AWARE of its fiscal squeeze, the finance ministry has denied exemption to a slew of state-owned companies from paying dividend or buying back government-held shares saying that they should pay it upfront and fund their long-term investments through market borrowing.
IRCTC, Rail Vikas Nigam Ltd and Goa Shipyard Limited were told last month to pay “maximum permissible dividend (100 percent of profit after tax) as dividend” as there was “enough scope to leverage its net worth to meet their investment requirements”.
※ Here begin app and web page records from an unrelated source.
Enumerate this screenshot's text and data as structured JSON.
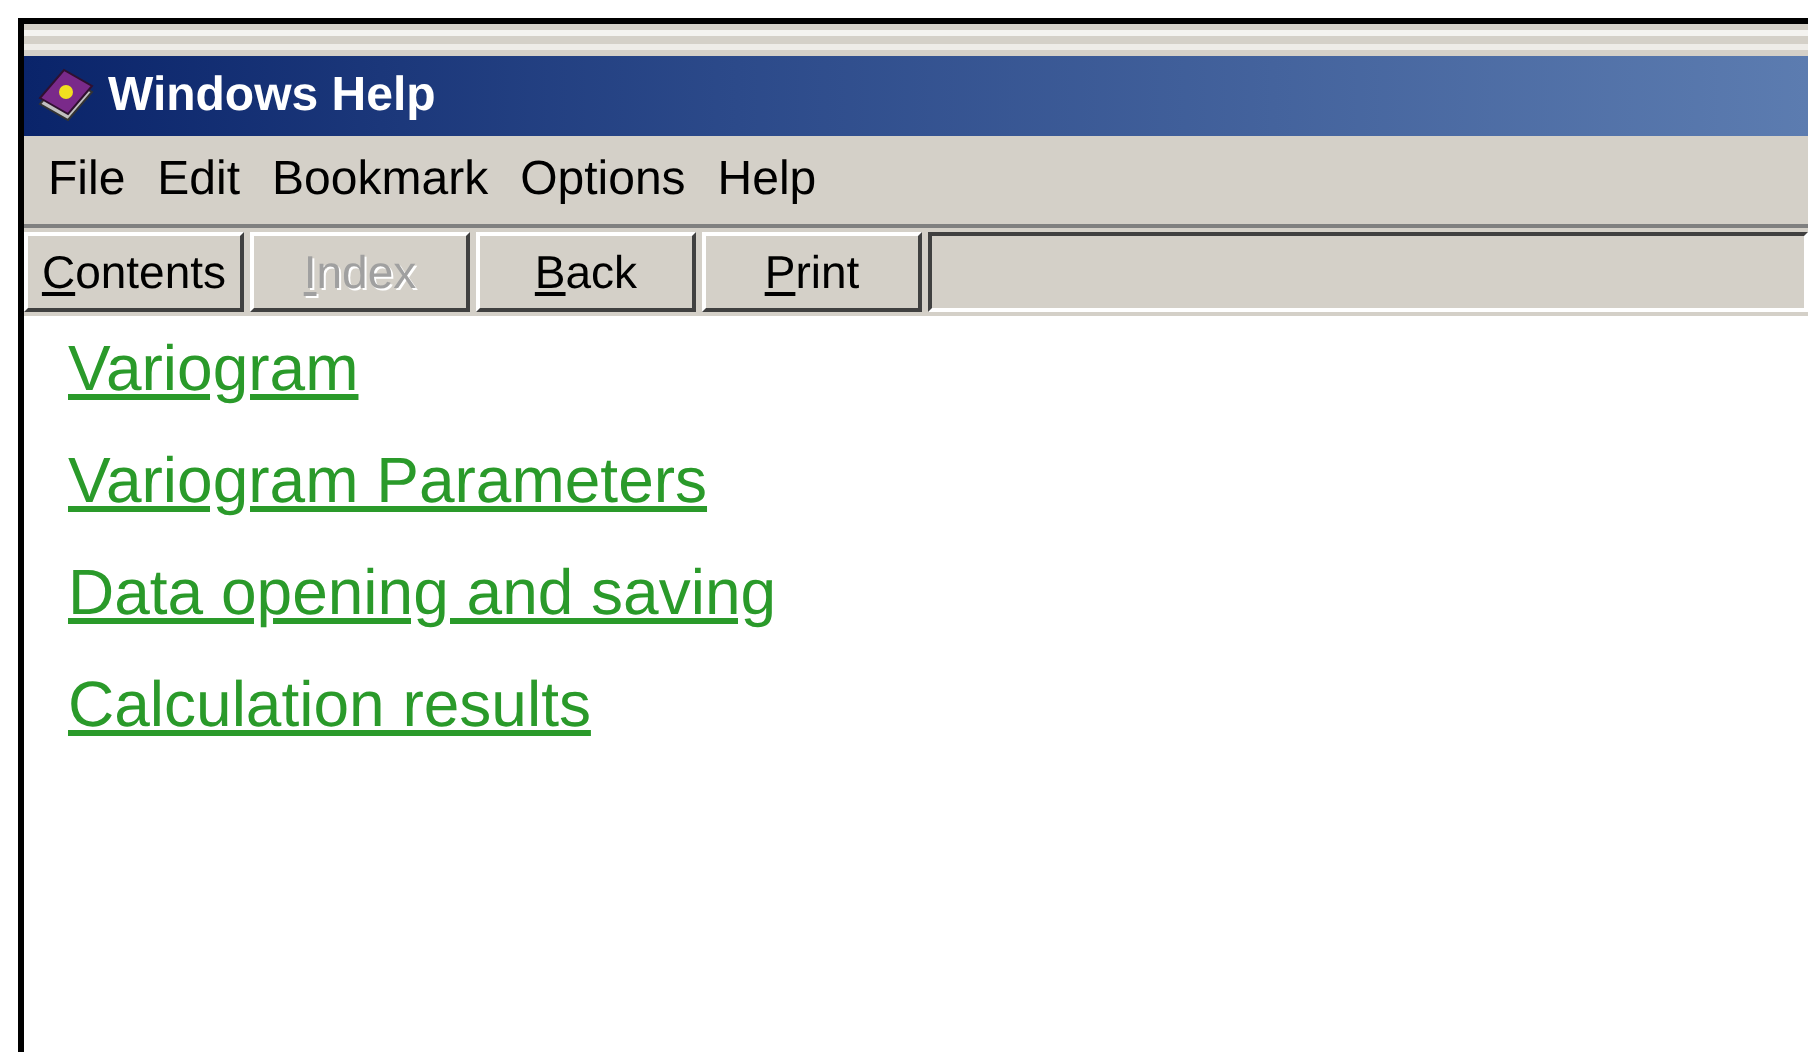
{
  "window": {
    "title": "Windows Help"
  },
  "menu": [
    "File",
    "Edit",
    "Bookmark",
    "Options",
    "Help"
  ],
  "toolbar": [
    {
      "label": "Contents",
      "disabled": false
    },
    {
      "label": "Index",
      "disabled": true
    },
    {
      "label": "Back",
      "disabled": false
    },
    {
      "label": "Print",
      "disabled": false
    }
  ],
  "links": [
    "Variogram",
    "Variogram Parameters",
    "Data opening and saving",
    "Calculation results"
  ]
}
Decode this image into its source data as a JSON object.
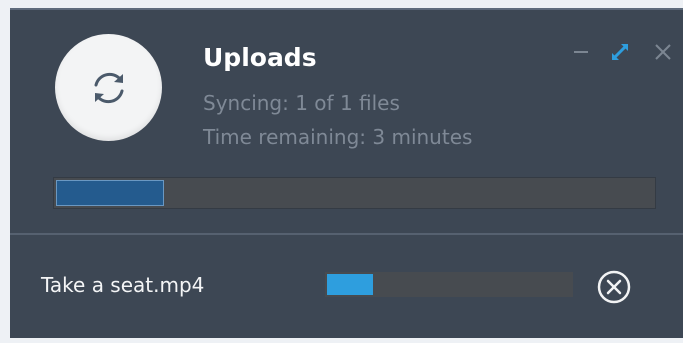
{
  "panel": {
    "title": "Uploads",
    "status_text": "Syncing: 1 of 1 files",
    "time_remaining_text": "Time remaining: 3 minutes",
    "overall_progress": 0.18,
    "window_controls": {
      "minimize_icon": "minimize-icon",
      "expand_icon": "expand-icon",
      "close_icon": "close-icon"
    },
    "sync_icon": "sync-icon"
  },
  "file": {
    "name": "Take a seat.mp4",
    "progress": 0.19,
    "cancel_icon": "cancel-circle-icon"
  },
  "colors": {
    "panel_bg": "#3d4754",
    "accent": "#2e9ede",
    "overall_fill": "#245b8e",
    "track": "#474b50"
  }
}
Rashtriya Chemicals & Fertilizers Ltd and MMTC were exempted from paying dividend at 5 per cent of net worth but were told to cough up 30 per cent of the profit after tax as dividend. Exemption to Solar Energy Corp of India from paying dividend was left for settlement between administrative ministry New & Renewable Energy and the Finance Ministry’s Department of Economic Affairs.
Using the “net worth” logic, the Committee on Management of Government Investments in CPSEs asked Garden Reach Shipbuilders Ltd to buy back 7.5 per cent of its free reserves and paid up equity as it stood on March 2017.
Dividend from central public sector enterprises (CPSEs) or their buying back government-owned shares are major avenues that the government is eyeing to increase its revenue realization to finance government debt and meet the fiscal deficit target of 3.2 per cent of the GDP for 2017-18.
An economist with a rating agency who did not wish to be identified said that “every penny mattered”. “The government is walking a tightrope in meeting its revenue target as uncertainty is looming over GST collections and also over non-tax revenues,” he reasoned.
The NDA government’s worry on non-tax revenue is on account of lower surplus transfer from the Reserve Bank of India and a high disinvestment target of Rs 72,500 crore. The government has only garnered Rs 37,839 crore (as on November 16) through disinvestment proceeds in the current financial year.
Records with The Indian Express show that that 14 CPSEs had approached the Committee — controlled by Finance Ministry’s Department of Investment & Public Asset Management (DIPAM) — seeking exemption from Guidelines on Capital Restructuring, including issuance of bonus shares.
The panel, on October 25, excused loss-making Steel Authority of India Ltd (SAIL) and State Trading Corp (STC) and low profit making Engineering Projects (India) Ltd from paying dividend. NLC India Ltd, which paid excess dividend for financial year 2016-17, was told to pay at maximum rate when it receives tax refund.
SAIL, which incurred losses in the last two financial years, had been directed by Department of Economic Affairs last September to pay dividend at 10 per cent of the nominal capital to “boost shareholder’s confidence in the company”.
The Committee also directed Bharat Dynamics Ltd and National Mineral Development Corp to issue bonus shares during fiscal 2017-18 and 2018-19 respectively. MMTC’s request for similar exemption was denied on grounds that its defined reserves and surplus were more than 10 times of its paid-up equity share capital.